In Fall 2022, conservative pundits condemned Senator-elect John Fetterman (D-PA), who had survived a stroke the previous spring, using discriminatory rhetoric. They claimed that because he was communicating using closed-caption technology, he was unfit for office. In addition, they suggested that his disability would render him unfit to perform the duties of his office. Evidently, such critics assume that the multifarious workplace responsibilities of an elected official cannot be performed using closed captioning, even though most public servants’ duties occur behind the scenes and do not require public speaking.

Moreover, even those responsibilities that do require public speaking, such as political rallies to communicate with supporters and constituents, actually benefit from closed captioning. This adaptive technology makes the message accessible to more voters, including non-English speakers, people who could not afford to take off from work and travel to attend live events, and home-bound older constituents, as well as folks with sensory and/or physical disabilities. All of these individuals can use recorded, transcribed, and translated versions of speeches more easily than in-person, audio-only, and English-only versionsSo what I came to think of as the Fetterman fiasco was about anti-immigrantanti-poor, and anti-elderly discrimination, as well as anti-disability rhetoric.

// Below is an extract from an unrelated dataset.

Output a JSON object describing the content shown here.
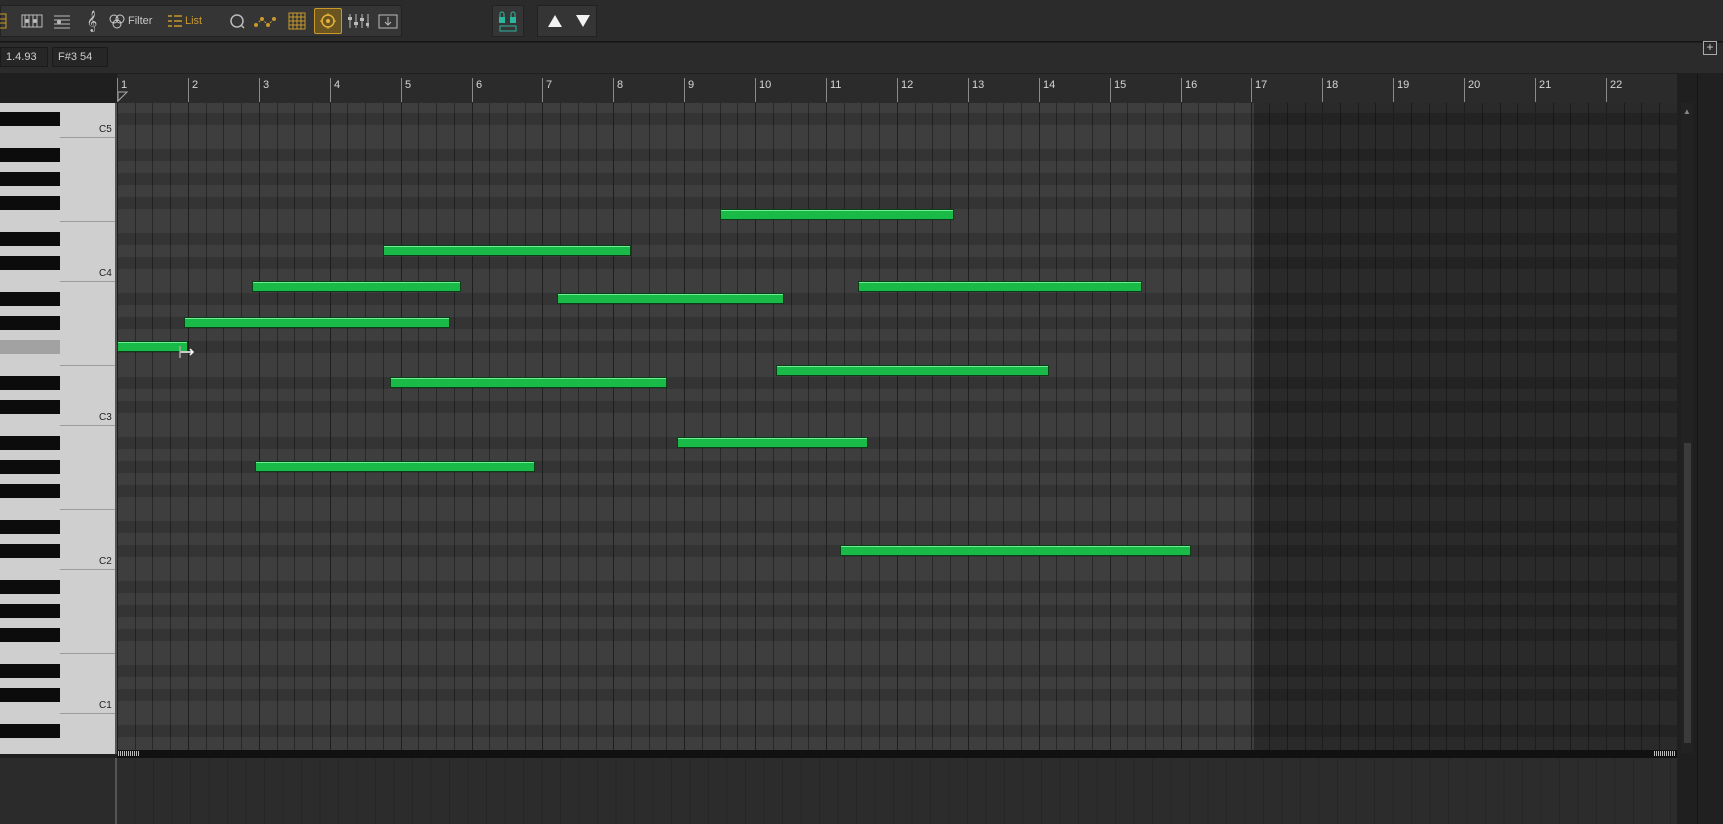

I am not an expert on disability, past or present. However, if “the personal is historical,” as the Nursing Clio tagline puts it, surely I have something to offer as an historian currently suffering from a significant disability that mimics the symptoms of a politician under fire for using adaptive technology and techniques – the same adaptations I used to produce this article while suffering from memory loss, brain fog, dyslexia, and dysgraphia.

The Fetterman fiasco erupted during my research leave from my academic home, the University of Montana. The purpose of my leave is to work on a book about Progressive-era social reformer and sex researcher Katharine Bement Davis – who herself has a few ableist skeletons in her closet as a one-time advocate of eugenics.

In late September and early October, as Fetterman’s campaign gained momentum and his critics intensified their crusade against him, I found myself with some spare time on my hands during a week-long stay in a hospital in Poughkeepsie, New York, far away from my research notes and laptop computer, as I recovered from a serious case of pneumonia – specifically, an uncommon form of the infection more commonly known as Legionnaires’ Disease.

Unlike most victims of Legionnaires’ Disease, first identified in the 1970s, I was not part of a large-scale outbreak. Indeed, public health authorities remain baffled about how I contracted a disease usually transmitted via contaminated water in hotel and hospital HVAC systems, given that I was nowhere near the New York City nursing home where a series of infections coincided with my own illness. While I could have been exposed in Montana or en route to New York, my symptoms revealed themselves – dramatically – in downtown Poughkeepsie, at a celebratory retirement dinner for Vassar College Professor Emerita Miriam Cohen.

Read entire article at Nursing Clio